Under Phase 1, the Houthis would withdraw from the ports of Hodeidah, Saleef, used for grains, and Ras Isa, used for oil. This would be met by a retreat of Saudi-led coalition forces from the eastern outskirts of Hodeidah, where battles raged before a cease-fire went into effect on Dec. 18.

The Houthis occupy Hodeidah, the main entry point for the bulk of Yemen’s commercial and aid imports, while Yemeni government forces loyal to President Abed Rabbo Mansour Hadi are massed on the outskirts.

The UN statement said the two sides also agreed “in principle” on Phase 2, entailing full redeployment of both parties’ forces in Hodeidah province.

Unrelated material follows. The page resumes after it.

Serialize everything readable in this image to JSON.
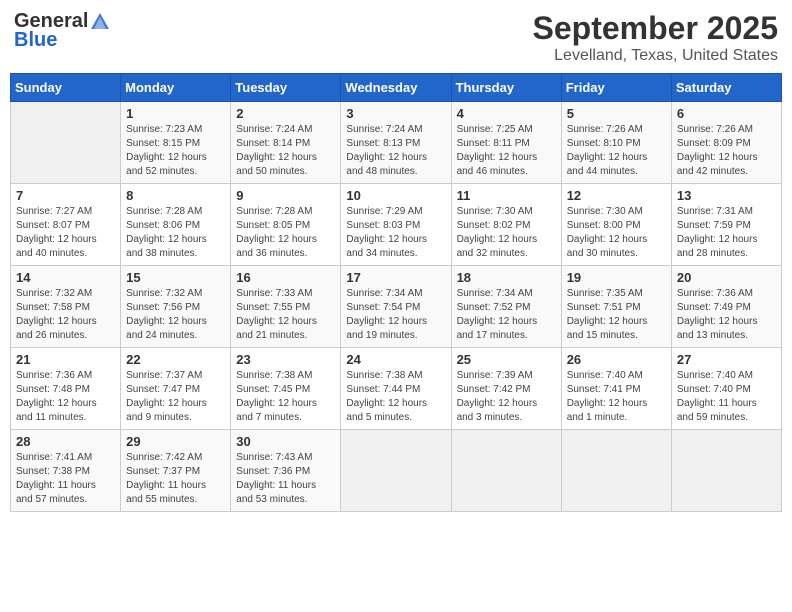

Two sources involved in the negotiations said both sides had yet to agree on a withdrawal timeline or on a mechanism for local forces to take over security at the ports and city.

“The UN is still discussing how to reduce the gap between the two sides on how to choose the forces that will control the city,” one source told Reuters.

The parties could decide within 7-10 days on where they would reposition forces, said the other source, adding that Houthi fighters could pull back as far as 20 km from the port.

Disagreement on withdrawal had delayed opening humanitarian corridors in Yemen.

Under the first phase, the two sides agreed to reopen main roads linking Hodeidah to the Houthi-occupied capital Sanaa and in Yemen’s third city of Taiz, said a UN source.

They also agreed to enable access to Red Sea Mills, which holds some 50,000 tons of World Food Program grain, enough to feed 3.7 million people for a month, the source said. Access to the site has been cut off since September due to fighting.

The Hodeidah truce has largely been respected but there have been intermittent skirmishes in flashpoints on the city’s edges.

Hodeidah became the focus of the war last year when the coalition twice launched an offensive to seize the port and weaken the Houthis by cutting of their main supply line.